▶ _HOW TO COMPLETE THIS TASK_
Your output should be an exact copy of the records, with no pictures in it.

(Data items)
-=-=-=-=-

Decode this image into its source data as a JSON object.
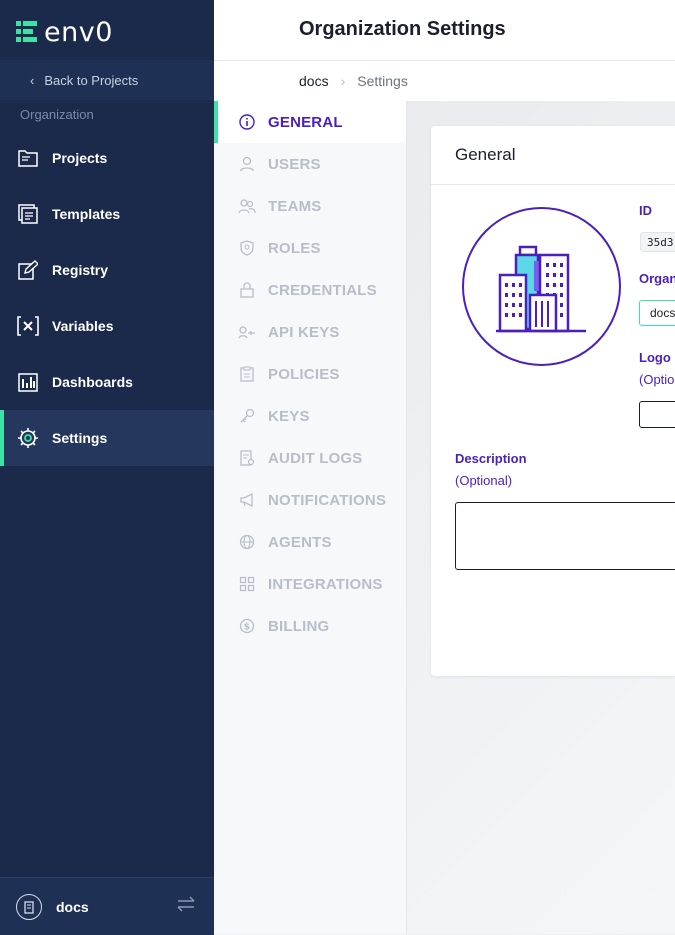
{
  "app": {
    "name": "env0",
    "back_label": "Back to Projects",
    "section_label": "Organization"
  },
  "sidebar": {
    "items": [
      {
        "label": "Projects",
        "icon": "folder-icon"
      },
      {
        "label": "Templates",
        "icon": "template-icon"
      },
      {
        "label": "Registry",
        "icon": "edit-icon"
      },
      {
        "label": "Variables",
        "icon": "variables-icon"
      },
      {
        "label": "Dashboards",
        "icon": "dashboard-icon"
      },
      {
        "label": "Settings",
        "icon": "gear-icon",
        "active": true
      }
    ],
    "footer": {
      "org_name": "docs"
    }
  },
  "header": {
    "title": "Organization Settings"
  },
  "breadcrumb": {
    "org": "docs",
    "page": "Settings"
  },
  "settings_nav": {
    "items": [
      {
        "label": "GENERAL",
        "icon": "info-icon",
        "active": true
      },
      {
        "label": "USERS",
        "icon": "user-icon"
      },
      {
        "label": "TEAMS",
        "icon": "team-icon"
      },
      {
        "label": "ROLES",
        "icon": "shield-icon"
      },
      {
        "label": "CREDENTIALS",
        "icon": "lock-icon"
      },
      {
        "label": "API KEYS",
        "icon": "api-key-icon"
      },
      {
        "label": "POLICIES",
        "icon": "clipboard-icon"
      },
      {
        "label": "KEYS",
        "icon": "key-icon"
      },
      {
        "label": "AUDIT LOGS",
        "icon": "audit-log-icon"
      },
      {
        "label": "NOTIFICATIONS",
        "icon": "megaphone-icon"
      },
      {
        "label": "AGENTS",
        "icon": "globe-icon"
      },
      {
        "label": "INTEGRATIONS",
        "icon": "grid-icon"
      },
      {
        "label": "BILLING",
        "icon": "dollar-icon"
      }
    ]
  },
  "general": {
    "title": "General",
    "id_label": "ID",
    "id_value": "35d3",
    "org_name_label": "Organ",
    "org_name_value": "docs",
    "logo_label": "Logo",
    "logo_optional": "(Optio",
    "description_label": "Description",
    "description_optional": "(Optional)"
  },
  "colors": {
    "sidebar_bg": "#1b2a4a",
    "accent_green": "#3ee1a6",
    "brand_purple": "#4a1fbd"
  }
}
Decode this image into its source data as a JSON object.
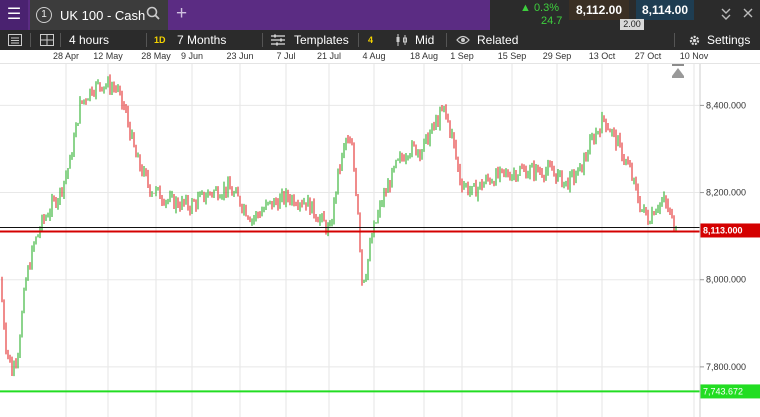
{
  "topbar": {
    "menu_icon": "hamburger-icon",
    "instrument_number": "1",
    "instrument_name": "UK 100 - Cash",
    "search_icon": "search-icon",
    "add_tab_icon": "plus-icon",
    "change_pct": "▲ 0.3%",
    "change_pts": "24.7",
    "sell_price": "8,112.00",
    "buy_price": "8,114.00",
    "spread": "2.00",
    "window_icons": [
      "collapse-icon",
      "close-icon"
    ]
  },
  "toolbar": {
    "interval": "4 hours",
    "interval_badge": "1D",
    "range": "7 Months",
    "templates": "Templates",
    "templates_badge": "4",
    "price_mode": "Mid",
    "related": "Related",
    "settings": "Settings"
  },
  "date_labels": [
    "28 Apr",
    "12 May",
    "28 May",
    "9 Jun",
    "23 Jun",
    "7 Jul",
    "21 Jul",
    "4 Aug",
    "18 Aug",
    "1 Sep",
    "15 Sep",
    "29 Sep",
    "13 Oct",
    "27 Oct",
    "10 Nov"
  ],
  "colors": {
    "up": "#18a818",
    "down": "#e01a1a",
    "accent": "#5b2c83",
    "current_price_bg": "#d40000",
    "alert_line": "#22dd22"
  },
  "chart_data": {
    "type": "candlestick",
    "instrument": "UK 100 - Cash",
    "y_ticks": [
      "8,400.000",
      "8,200.000",
      "8,000.000",
      "7,800.000"
    ],
    "y_tick_values": [
      8400,
      8200,
      8000,
      7800
    ],
    "ylim": [
      7685,
      8495
    ],
    "current_price_label": "8,113.000",
    "current_price": 8113,
    "alert_label": "7,743.672",
    "alert_price": 7743.672,
    "grid": true,
    "trend_approx": [
      [
        0,
        8000
      ],
      [
        6,
        7850
      ],
      [
        12,
        7790
      ],
      [
        18,
        7840
      ],
      [
        26,
        8000
      ],
      [
        34,
        8080
      ],
      [
        42,
        8130
      ],
      [
        52,
        8170
      ],
      [
        60,
        8200
      ],
      [
        70,
        8270
      ],
      [
        80,
        8400
      ],
      [
        92,
        8440
      ],
      [
        104,
        8450
      ],
      [
        116,
        8440
      ],
      [
        126,
        8380
      ],
      [
        136,
        8280
      ],
      [
        150,
        8210
      ],
      [
        170,
        8180
      ],
      [
        190,
        8170
      ],
      [
        210,
        8200
      ],
      [
        228,
        8210
      ],
      [
        240,
        8180
      ],
      [
        252,
        8140
      ],
      [
        268,
        8170
      ],
      [
        288,
        8190
      ],
      [
        306,
        8180
      ],
      [
        320,
        8140
      ],
      [
        330,
        8110
      ],
      [
        338,
        8240
      ],
      [
        346,
        8320
      ],
      [
        352,
        8300
      ],
      [
        358,
        8160
      ],
      [
        362,
        8000
      ],
      [
        366,
        8020
      ],
      [
        372,
        8100
      ],
      [
        382,
        8180
      ],
      [
        396,
        8260
      ],
      [
        408,
        8300
      ],
      [
        422,
        8300
      ],
      [
        436,
        8360
      ],
      [
        444,
        8390
      ],
      [
        452,
        8330
      ],
      [
        460,
        8230
      ],
      [
        472,
        8200
      ],
      [
        488,
        8230
      ],
      [
        504,
        8240
      ],
      [
        520,
        8250
      ],
      [
        536,
        8250
      ],
      [
        552,
        8250
      ],
      [
        566,
        8220
      ],
      [
        580,
        8250
      ],
      [
        592,
        8320
      ],
      [
        604,
        8370
      ],
      [
        616,
        8320
      ],
      [
        630,
        8250
      ],
      [
        640,
        8170
      ],
      [
        648,
        8140
      ],
      [
        656,
        8170
      ],
      [
        664,
        8180
      ],
      [
        670,
        8150
      ],
      [
        676,
        8113
      ]
    ]
  }
}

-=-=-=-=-

▶ _FINISHED TASK_
Decode this image into its source data as a JSON object.
{
  "app": {
    "name": "env0",
    "back_label": "Back to Projects",
    "section_label": "Organization"
  },
  "sidebar": {
    "items": [
      {
        "label": "Projects",
        "icon": "folder-icon"
      },
      {
        "label": "Templates",
        "icon": "template-icon"
      },
      {
        "label": "Registry",
        "icon": "edit-icon"
      },
      {
        "label": "Variables",
        "icon": "variables-icon"
      },
      {
        "label": "Dashboards",
        "icon": "dashboard-icon"
      },
      {
        "label": "Settings",
        "icon": "gear-icon",
        "active": true
      }
    ],
    "footer": {
      "org_name": "docs"
    }
  },
  "header": {
    "title": "Organization Settings"
  },
  "breadcrumb": {
    "org": "docs",
    "page": "Settings"
  },
  "settings_nav": {
    "items": [
      {
        "label": "GENERAL",
        "icon": "info-icon",
        "active": true
      },
      {
        "label": "USERS",
        "icon": "user-icon"
      },
      {
        "label": "TEAMS",
        "icon": "team-icon"
      },
      {
        "label": "ROLES",
        "icon": "shield-icon"
      },
      {
        "label": "CREDENTIALS",
        "icon": "lock-icon"
      },
      {
        "label": "API KEYS",
        "icon": "api-key-icon"
      },
      {
        "label": "POLICIES",
        "icon": "clipboard-icon"
      },
      {
        "label": "KEYS",
        "icon": "key-icon"
      },
      {
        "label": "AUDIT LOGS",
        "icon": "audit-log-icon"
      },
      {
        "label": "NOTIFICATIONS",
        "icon": "megaphone-icon"
      },
      {
        "label": "AGENTS",
        "icon": "globe-icon"
      },
      {
        "label": "INTEGRATIONS",
        "icon": "grid-icon"
      },
      {
        "label": "BILLING",
        "icon": "dollar-icon"
      }
    ]
  },
  "general": {
    "title": "General",
    "id_label": "ID",
    "id_value": "35d3",
    "org_name_label": "Organ",
    "org_name_value": "docs",
    "logo_label": "Logo",
    "logo_optional": "(Optio",
    "description_label": "Description",
    "description_optional": "(Optional)"
  },
  "colors": {
    "sidebar_bg": "#1b2a4a",
    "accent_green": "#3ee1a6",
    "brand_purple": "#4a1fbd"
  }
}
Decode this image into its source data as a JSON object.
{
  "topbar": {
    "menu_icon": "hamburger-icon",
    "instrument_number": "1",
    "instrument_name": "UK 100 - Cash",
    "search_icon": "search-icon",
    "add_tab_icon": "plus-icon",
    "change_pct": "▲ 0.3%",
    "change_pts": "24.7",
    "sell_price": "8,112.00",
    "buy_price": "8,114.00",
    "spread": "2.00",
    "window_icons": [
      "collapse-icon",
      "close-icon"
    ]
  },
  "toolbar": {
    "interval": "4 hours",
    "interval_badge": "1D",
    "range": "7 Months",
    "templates": "Templates",
    "templates_badge": "4",
    "price_mode": "Mid",
    "related": "Related",
    "settings": "Settings"
  },
  "date_labels": [
    "28 Apr",
    "12 May",
    "28 May",
    "9 Jun",
    "23 Jun",
    "7 Jul",
    "21 Jul",
    "4 Aug",
    "18 Aug",
    "1 Sep",
    "15 Sep",
    "29 Sep",
    "13 Oct",
    "27 Oct",
    "10 Nov"
  ],
  "colors": {
    "up": "#18a818",
    "down": "#e01a1a",
    "accent": "#5b2c83",
    "current_price_bg": "#d40000",
    "alert_line": "#22dd22"
  },
  "chart_data": {
    "type": "candlestick",
    "instrument": "UK 100 - Cash",
    "y_ticks": [
      "8,400.000",
      "8,200.000",
      "8,000.000",
      "7,800.000"
    ],
    "y_tick_values": [
      8400,
      8200,
      8000,
      7800
    ],
    "ylim": [
      7685,
      8495
    ],
    "current_price_label": "8,113.000",
    "current_price": 8113,
    "alert_label": "7,743.672",
    "alert_price": 7743.672,
    "grid": true,
    "trend_approx": [
      [
        0,
        8000
      ],
      [
        6,
        7850
      ],
      [
        12,
        7790
      ],
      [
        18,
        7840
      ],
      [
        26,
        8000
      ],
      [
        34,
        8080
      ],
      [
        42,
        8130
      ],
      [
        52,
        8170
      ],
      [
        60,
        8200
      ],
      [
        70,
        8270
      ],
      [
        80,
        8400
      ],
      [
        92,
        8440
      ],
      [
        104,
        8450
      ],
      [
        116,
        8440
      ],
      [
        126,
        8380
      ],
      [
        136,
        8280
      ],
      [
        150,
        8210
      ],
      [
        170,
        8180
      ],
      [
        190,
        8170
      ],
      [
        210,
        8200
      ],
      [
        228,
        8210
      ],
      [
        240,
        8180
      ],
      [
        252,
        8140
      ],
      [
        268,
        8170
      ],
      [
        288,
        8190
      ],
      [
        306,
        8180
      ],
      [
        320,
        8140
      ],
      [
        330,
        8110
      ],
      [
        338,
        8240
      ],
      [
        346,
        8320
      ],
      [
        352,
        8300
      ],
      [
        358,
        8160
      ],
      [
        362,
        8000
      ],
      [
        366,
        8020
      ],
      [
        372,
        8100
      ],
      [
        382,
        8180
      ],
      [
        396,
        8260
      ],
      [
        408,
        8300
      ],
      [
        422,
        8300
      ],
      [
        436,
        8360
      ],
      [
        444,
        8390
      ],
      [
        452,
        8330
      ],
      [
        460,
        8230
      ],
      [
        472,
        8200
      ],
      [
        488,
        8230
      ],
      [
        504,
        8240
      ],
      [
        520,
        8250
      ],
      [
        536,
        8250
      ],
      [
        552,
        8250
      ],
      [
        566,
        8220
      ],
      [
        580,
        8250
      ],
      [
        592,
        8320
      ],
      [
        604,
        8370
      ],
      [
        616,
        8320
      ],
      [
        630,
        8250
      ],
      [
        640,
        8170
      ],
      [
        648,
        8140
      ],
      [
        656,
        8170
      ],
      [
        664,
        8180
      ],
      [
        670,
        8150
      ],
      [
        676,
        8113
      ]
    ]
  }
}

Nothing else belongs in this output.